### Exercise aim
Return, from the material below, each line in which "全自动洗衣机控制程序" occurs.

------------------------------

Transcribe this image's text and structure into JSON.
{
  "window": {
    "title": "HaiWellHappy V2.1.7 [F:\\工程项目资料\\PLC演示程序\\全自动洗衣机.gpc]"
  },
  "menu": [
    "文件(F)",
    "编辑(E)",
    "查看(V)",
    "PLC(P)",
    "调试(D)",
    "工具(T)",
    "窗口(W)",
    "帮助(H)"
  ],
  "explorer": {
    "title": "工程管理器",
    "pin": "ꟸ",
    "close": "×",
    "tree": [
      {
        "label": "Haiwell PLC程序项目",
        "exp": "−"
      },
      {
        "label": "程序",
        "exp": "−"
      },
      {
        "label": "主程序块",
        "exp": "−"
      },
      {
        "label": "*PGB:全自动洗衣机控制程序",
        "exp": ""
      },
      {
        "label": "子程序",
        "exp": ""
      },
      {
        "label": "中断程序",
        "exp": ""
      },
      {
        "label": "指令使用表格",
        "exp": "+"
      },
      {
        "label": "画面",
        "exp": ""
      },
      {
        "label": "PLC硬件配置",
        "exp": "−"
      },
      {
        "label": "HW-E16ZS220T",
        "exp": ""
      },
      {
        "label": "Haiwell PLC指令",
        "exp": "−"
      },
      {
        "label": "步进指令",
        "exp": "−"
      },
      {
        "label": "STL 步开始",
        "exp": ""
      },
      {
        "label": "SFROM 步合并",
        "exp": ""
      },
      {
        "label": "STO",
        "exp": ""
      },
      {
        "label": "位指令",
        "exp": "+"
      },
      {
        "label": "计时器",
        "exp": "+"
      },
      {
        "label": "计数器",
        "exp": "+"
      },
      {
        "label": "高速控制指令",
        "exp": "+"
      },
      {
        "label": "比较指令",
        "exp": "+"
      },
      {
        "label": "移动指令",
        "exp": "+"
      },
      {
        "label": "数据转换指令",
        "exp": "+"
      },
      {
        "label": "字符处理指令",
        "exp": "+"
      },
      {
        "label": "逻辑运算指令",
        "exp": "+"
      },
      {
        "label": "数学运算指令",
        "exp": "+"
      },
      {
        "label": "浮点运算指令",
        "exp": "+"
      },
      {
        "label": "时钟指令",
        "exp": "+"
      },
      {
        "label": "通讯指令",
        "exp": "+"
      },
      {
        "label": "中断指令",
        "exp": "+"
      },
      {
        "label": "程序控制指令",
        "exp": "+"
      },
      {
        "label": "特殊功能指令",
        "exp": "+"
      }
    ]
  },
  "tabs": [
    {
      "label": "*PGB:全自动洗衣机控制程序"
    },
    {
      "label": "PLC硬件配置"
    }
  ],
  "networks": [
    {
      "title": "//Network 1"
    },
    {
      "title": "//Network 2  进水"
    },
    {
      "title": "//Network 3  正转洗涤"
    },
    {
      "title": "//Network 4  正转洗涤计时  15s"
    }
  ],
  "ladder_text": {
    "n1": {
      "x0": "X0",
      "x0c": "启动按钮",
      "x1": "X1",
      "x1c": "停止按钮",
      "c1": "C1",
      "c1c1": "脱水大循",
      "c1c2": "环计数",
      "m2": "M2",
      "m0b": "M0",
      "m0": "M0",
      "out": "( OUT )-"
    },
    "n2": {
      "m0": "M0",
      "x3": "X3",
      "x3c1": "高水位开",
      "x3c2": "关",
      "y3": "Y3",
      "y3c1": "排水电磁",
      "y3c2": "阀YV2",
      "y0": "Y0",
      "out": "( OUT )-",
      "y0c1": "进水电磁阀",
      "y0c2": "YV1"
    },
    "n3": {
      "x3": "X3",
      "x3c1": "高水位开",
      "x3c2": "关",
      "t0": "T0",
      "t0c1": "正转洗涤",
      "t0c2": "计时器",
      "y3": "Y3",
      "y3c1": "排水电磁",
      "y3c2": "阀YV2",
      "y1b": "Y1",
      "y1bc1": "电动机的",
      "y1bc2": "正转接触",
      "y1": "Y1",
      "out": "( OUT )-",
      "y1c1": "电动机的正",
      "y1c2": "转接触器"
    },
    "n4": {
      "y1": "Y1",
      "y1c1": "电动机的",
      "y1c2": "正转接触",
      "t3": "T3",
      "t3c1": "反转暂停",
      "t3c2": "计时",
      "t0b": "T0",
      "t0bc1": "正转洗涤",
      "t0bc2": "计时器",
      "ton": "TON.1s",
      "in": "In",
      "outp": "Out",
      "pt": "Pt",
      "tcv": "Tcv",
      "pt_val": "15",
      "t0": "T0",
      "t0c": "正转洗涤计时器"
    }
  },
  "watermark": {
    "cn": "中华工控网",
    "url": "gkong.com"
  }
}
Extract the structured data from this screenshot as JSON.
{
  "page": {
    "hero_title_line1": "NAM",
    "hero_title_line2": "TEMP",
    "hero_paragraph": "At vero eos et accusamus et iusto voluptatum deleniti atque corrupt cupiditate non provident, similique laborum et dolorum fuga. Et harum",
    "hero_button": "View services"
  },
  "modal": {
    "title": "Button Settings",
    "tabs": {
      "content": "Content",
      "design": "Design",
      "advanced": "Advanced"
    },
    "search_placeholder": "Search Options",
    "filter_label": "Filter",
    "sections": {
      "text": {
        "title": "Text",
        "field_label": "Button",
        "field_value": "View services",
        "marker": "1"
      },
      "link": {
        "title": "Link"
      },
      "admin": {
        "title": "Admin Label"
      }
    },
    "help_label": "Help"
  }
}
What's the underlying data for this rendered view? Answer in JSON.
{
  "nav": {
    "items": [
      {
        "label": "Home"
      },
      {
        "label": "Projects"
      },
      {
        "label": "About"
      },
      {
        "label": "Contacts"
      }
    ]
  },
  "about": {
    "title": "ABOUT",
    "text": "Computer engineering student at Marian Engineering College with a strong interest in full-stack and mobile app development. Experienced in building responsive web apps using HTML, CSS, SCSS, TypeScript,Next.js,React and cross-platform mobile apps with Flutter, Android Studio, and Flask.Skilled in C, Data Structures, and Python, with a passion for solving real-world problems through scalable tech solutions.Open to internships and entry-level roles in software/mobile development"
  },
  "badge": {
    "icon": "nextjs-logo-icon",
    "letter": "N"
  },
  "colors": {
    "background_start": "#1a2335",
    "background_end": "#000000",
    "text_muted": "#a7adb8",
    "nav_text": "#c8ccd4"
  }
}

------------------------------

### Written response
        "label": "*PGB:全自动洗衣机控制程序",
      "label": "*PGB:全自动洗衣机控制程序"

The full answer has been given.